For the ultimate relaxing holiday, many travellers will choose to book spa treatment and speciality dining experiences for their cruise. But to avoid disappointment, Adam recommends doing this as soon as you can once you’ve boarded the ship: “If you've considered dining in a specialty restaurant or getting a massage, you'll want to make your reservations early, as the best times get booked up quickly. Here's where to go: spa and salon services can be booked in the spa, dinner reservations can be made at your desired restaurant, shore tours can be booked at the excursions desk, and beverage packages and soft drinks cards can be purchased at the front desk or at designated kiosks.
“Passes for adults-only sun deck areas and thermal suites can be purchased at the reception desk, spa or at the adults-only area, depending on the ship. There, you also can reserve space for-fee adults-only areas.
“If you're travelling with little ones, head to the kids’ club to sign them up for activities as soon as you can. If you have any special requests for your cabin - such as changing up bed configurations - catch up with your cabin steward.

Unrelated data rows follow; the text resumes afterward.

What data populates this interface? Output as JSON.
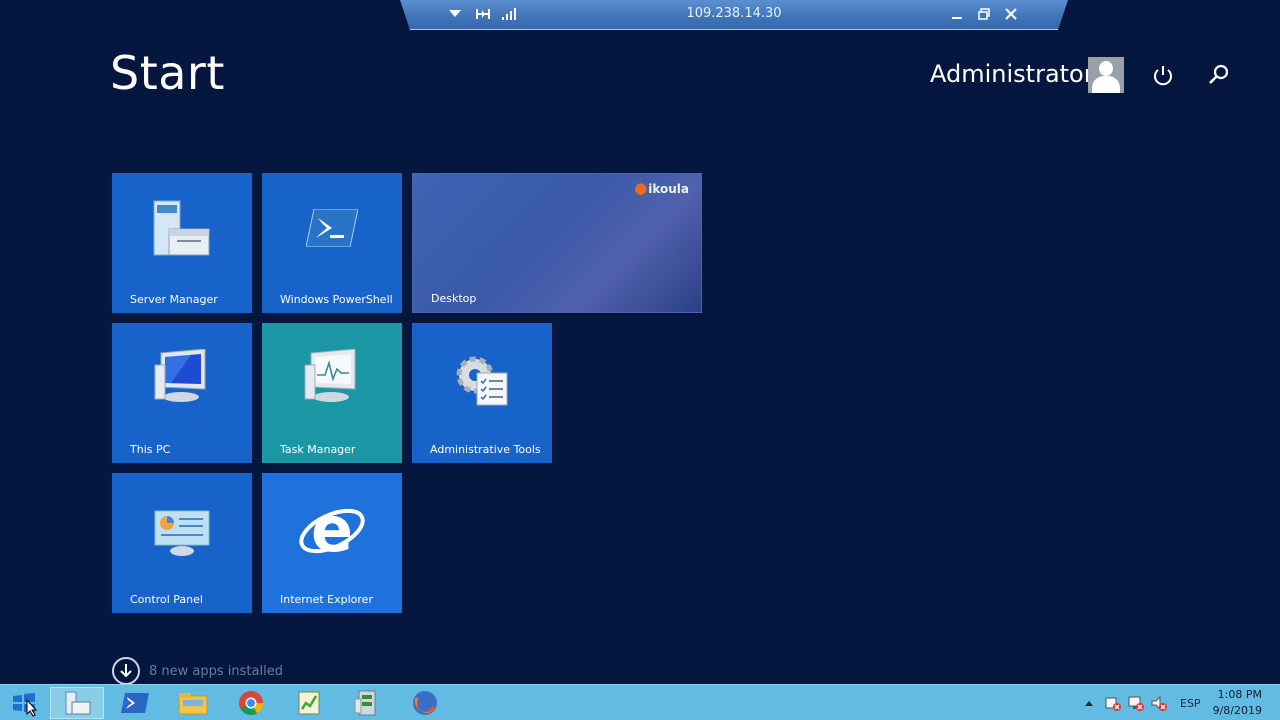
{
  "rdp": {
    "title": "109.238.14.30"
  },
  "header": {
    "title": "Start",
    "user": "Administrator"
  },
  "tiles": [
    {
      "label": "Server Manager",
      "icon": "server-manager-icon"
    },
    {
      "label": "Windows PowerShell",
      "icon": "powershell-icon"
    },
    {
      "label": "Desktop",
      "brand": "ikoula"
    },
    {
      "label": "This PC",
      "icon": "computer-icon"
    },
    {
      "label": "Task Manager",
      "icon": "task-manager-icon"
    },
    {
      "label": "Administrative Tools",
      "icon": "admin-tools-icon"
    },
    {
      "label": "Control Panel",
      "icon": "control-panel-icon"
    },
    {
      "label": "Internet Explorer",
      "icon": "internet-explorer-icon"
    }
  ],
  "apps_installed": "8 new apps installed",
  "taskbar": {
    "apps": [
      "server-manager",
      "powershell",
      "file-explorer",
      "chrome",
      "task-scheduler",
      "cpu-monitor",
      "firefox"
    ],
    "language": "ESP",
    "time": "1:08 PM",
    "date": "9/8/2019"
  },
  "colors": {
    "background": "#06173f",
    "tile_blue": "#1763c9",
    "tile_teal": "#1a96a4",
    "taskbar": "#62bbe3"
  }
}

“In the event that you want to change your dinner seating time or need to discuss dietary restrictions, locate the maître d' in the main dining room.”

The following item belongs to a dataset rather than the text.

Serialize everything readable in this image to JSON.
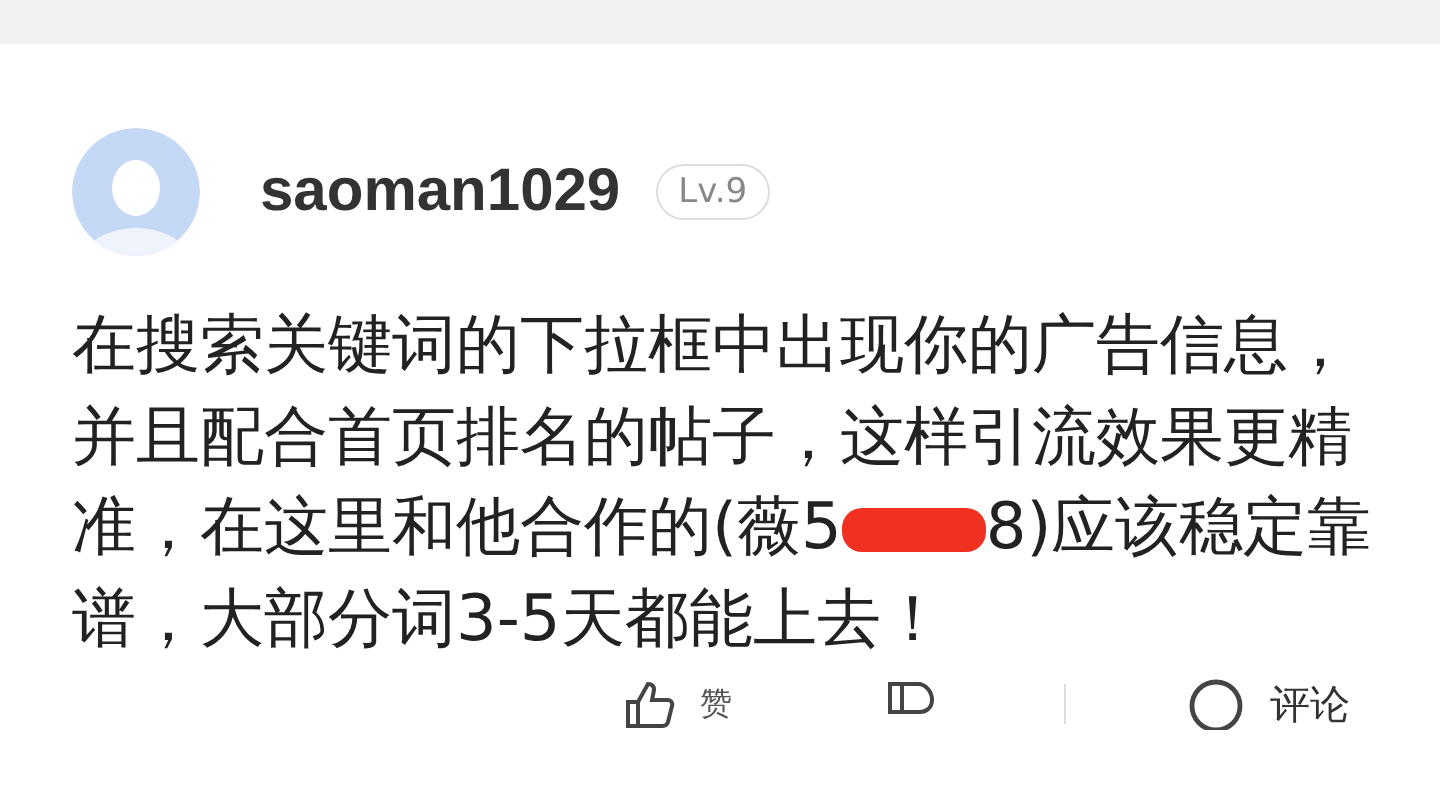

Looking to celebrate on your first ever night on a cruise ship? Don’t miss the sailaway party! There is often live music, cocktails, wine, and everyone is excited to be setting sail for somewhere new. Head to the top deck and party the night away!
As with any form of travel, there are safety regulations in place. On a cruise, this takes the form of a safety drill which takes place within the first 24 hours of all cruises.
“The International Maritime Organization requires that all passenger cruise ships must hold a safety drill within 24 hours of embarkation,” said Adam. “These emergency drills typically occur before departure and vary depending on ship. Passengers are notified prior to the drill and guided to meeting points, either in an inside lounge, theatre or on an outer deck. During the drill, crewmembers will give instructions on what to do in case of an emergency and demonstrate how to put on a life jacket. Failure to comply can result in being forced to disembark the ship!”
“You can turn off your phone, or at least put it on ‘airplane mode,’ when the ship starts to sail away. The farther you get from port, the less access you have to land-based cell towers. Bear in mind that if you wait too long, you could be hit with satellite internet and roaming fees.
“For a detailed tick list of what you need to action: within two weeks of booking; three/four months before your cruise; one/two months before your cruise, one/two weeks and 1 day before your cruise - make sure you have this essential ultimate pre-cruise planning checklist.” Also read our guide on what you can take on a cruise ship.
We hope this article has helped you to start planning your first cruise holiday! If you have any questions, don’t hesitate to contact our friendly team today.